I grew up a traditional Southern Baptist. I mean, what would have happened if we had raised our hands? We would have gotten the same looks as the first lady who wore pants to our church got. I mean, that was scandalous.
In 1986, I began attending a good Baptist college. We couldn’t have dances on campus. We couldn’t even advertise having dances off campus. We could, however, advertise our off-campus ”foot functions.”
I went to one such ”foot function” in a dilapidated skating rink. Word Up by Cameo was a popular song at the time. I even danced, or foot functioned, to the song.
What would have happened if the choir director (this was before the days of Ministers of Music or Worship Pastors) at our church had said while leading music, “Wave your hands in the air like you don’t care!!!” We may have broken every Baptist law about dancing ever devised.
Now days, of course, it is very common to find good Southern Baptists putting their hands in the air. My church is a traditional, non traditional Southern Baptist church. There are people putting their hands up and lots of clapping. Sometimes I think I’m the odd one by not doing it.
Let’s make sure that we don’t move in the opposite direction. Let’s leave room for those like me who don’t put their hands up. I promise that sometimes I will beat the pew to the music. Just like last Sunday.
How about you? Are you a hands up or hands down kind of person?
Welcome to my new series. We are not in Church Search mode any longer. We have found a church where we feel welcome and where we believe we can worship. We believe that the Lord has led us here.
I’ll be honest. I was distracted during Sunday School. Jan stayed home due to the surgery she had Friday. I felt just a little out-of-place without her since I still don’t know many of the people there.
I had lunch with a couple of the staff members this week. I was told that there is another couple that wants to begin a home bible study.
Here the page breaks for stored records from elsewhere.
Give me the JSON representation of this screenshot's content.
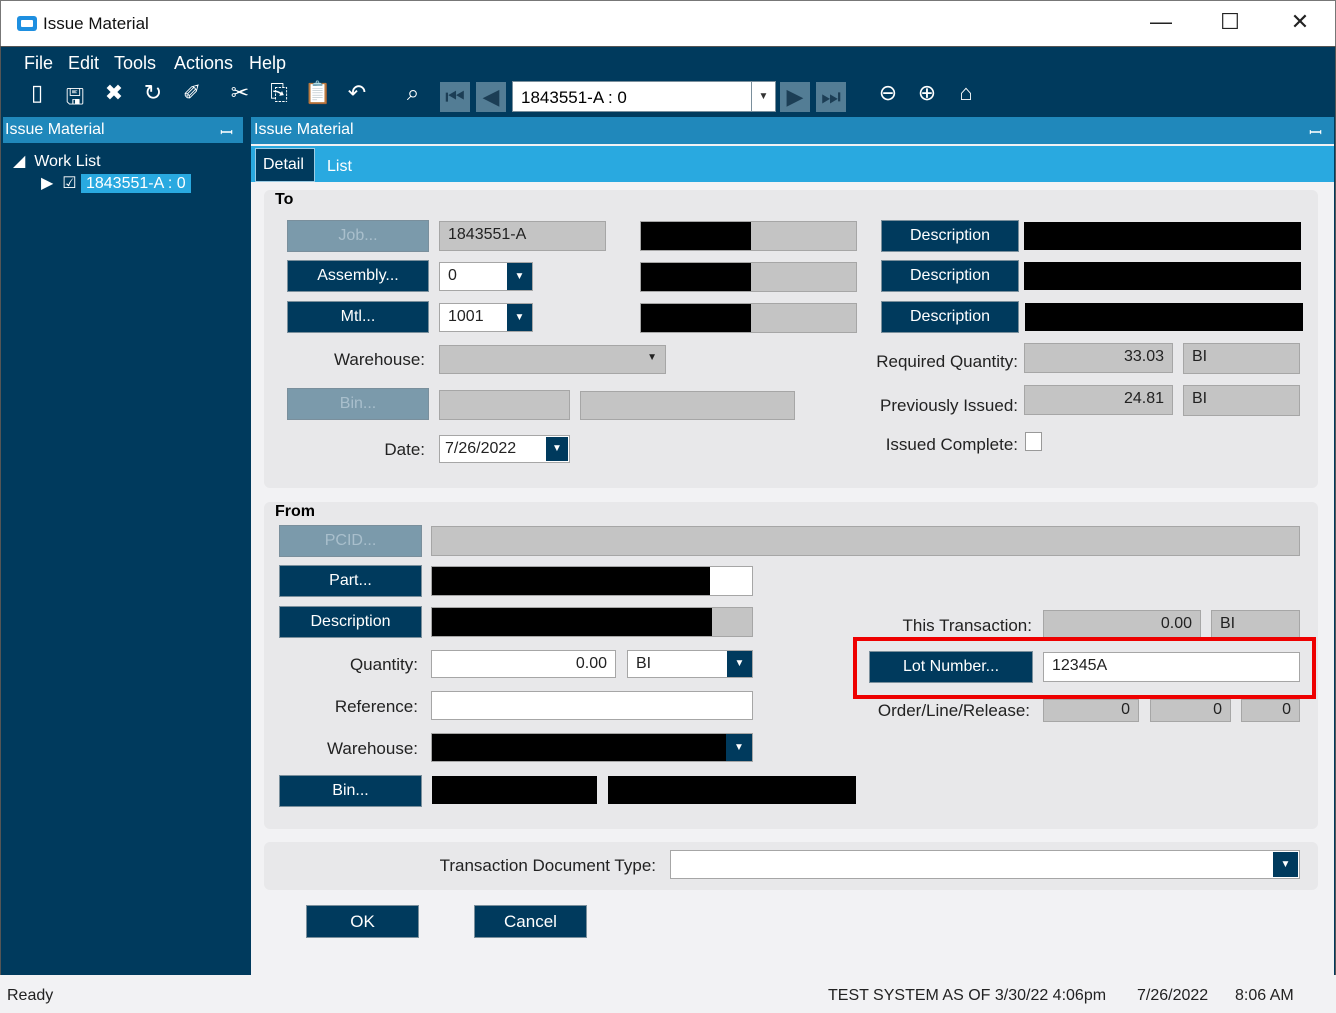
{
  "window": {
    "title": "Issue Material",
    "minimize": "—",
    "maximize": "☐",
    "close": "✕"
  },
  "menu": [
    "File",
    "Edit",
    "Tools",
    "Actions",
    "Help"
  ],
  "toolbar": {
    "record_combo": "1843551-A : 0",
    "icons": [
      "new-icon",
      "save-icon",
      "delete-icon",
      "refresh-icon",
      "clear-icon",
      "cut-icon",
      "copy-icon",
      "paste-icon",
      "undo-icon",
      "search-icon",
      "first-icon",
      "prev-icon",
      "next-icon",
      "last-icon",
      "back-icon",
      "forward-icon",
      "home-icon"
    ]
  },
  "left_panel": {
    "title": "Issue Material",
    "tree_root": "Work List",
    "tree_item": "1843551-A : 0"
  },
  "main_panel": {
    "title": "Issue Material",
    "tabs": [
      "Detail",
      "List"
    ]
  },
  "to": {
    "title": "To",
    "job_btn": "Job...",
    "job": "1843551-A",
    "assembly_btn": "Assembly...",
    "assembly": "0",
    "mtl_btn": "Mtl...",
    "mtl": "1001",
    "desc_btn": "Description",
    "warehouse_label": "Warehouse:",
    "bin_btn": "Bin...",
    "date_label": "Date:",
    "date": "7/26/2022",
    "req_qty_label": "Required Quantity:",
    "req_qty": "33.03",
    "req_uom": "BI",
    "prev_label": "Previously Issued:",
    "prev_qty": "24.81",
    "prev_uom": "BI",
    "complete_label": "Issued Complete:"
  },
  "from": {
    "title": "From",
    "pcid_btn": "PCID...",
    "part_btn": "Part...",
    "desc_btn": "Description",
    "qty_label": "Quantity:",
    "qty": "0.00",
    "qty_uom": "BI",
    "ref_label": "Reference:",
    "warehouse_label": "Warehouse:",
    "bin_btn": "Bin...",
    "trans_label": "This Transaction:",
    "trans_qty": "0.00",
    "trans_uom": "BI",
    "lot_btn": "Lot Number...",
    "lot": "12345A",
    "olr_label": "Order/Line/Release:",
    "order": "0",
    "line": "0",
    "release": "0"
  },
  "doc_type_label": "Transaction Document Type:",
  "ok": "OK",
  "cancel": "Cancel",
  "status": {
    "left": "Ready",
    "system": "TEST SYSTEM AS OF 3/30/22 4:06pm",
    "date": "7/26/2022",
    "time": "8:06 AM"
  }
}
I’m looking forward to getting to know this couple and seeing if this is something we can participate in. We will need it since I will not be able to be in Sunday School for half the year.
One of the strengths of our church is the worship through music. It is definitely planned, but there is enough latitude and spontaneity to veer off from the path if it seems right.
The sermon was about Sanctity of Human Life. Just before the sermon began, a lady gave a spontaneous testimony about a time earlier in her life when she had an abortion. She testified to God’s forgiveness and grace for this event in her life. Another person came up and testified to her being pregnant as a teenager before marriage and keeping her child. Both spoke to mistakes in their lives and how God loved them despite this.
A time of prayer at the altar continued from there. Many people went down and prayed together.
The sermon was a good challenge to value all human life. It ended with a video called 99 Balloons. It was about a little boy who lived 99 days and 99 balloons were let got at his funeral.
The thing that is greatest about this church is that despite some issues and problems that have occurred recently there is a sweet spirit of love and caring there.
On a side note, we have been going there for four weeks. A couple prepared us a meal today since Jan had her surgery.
What attracted you to your church? What are its strengths?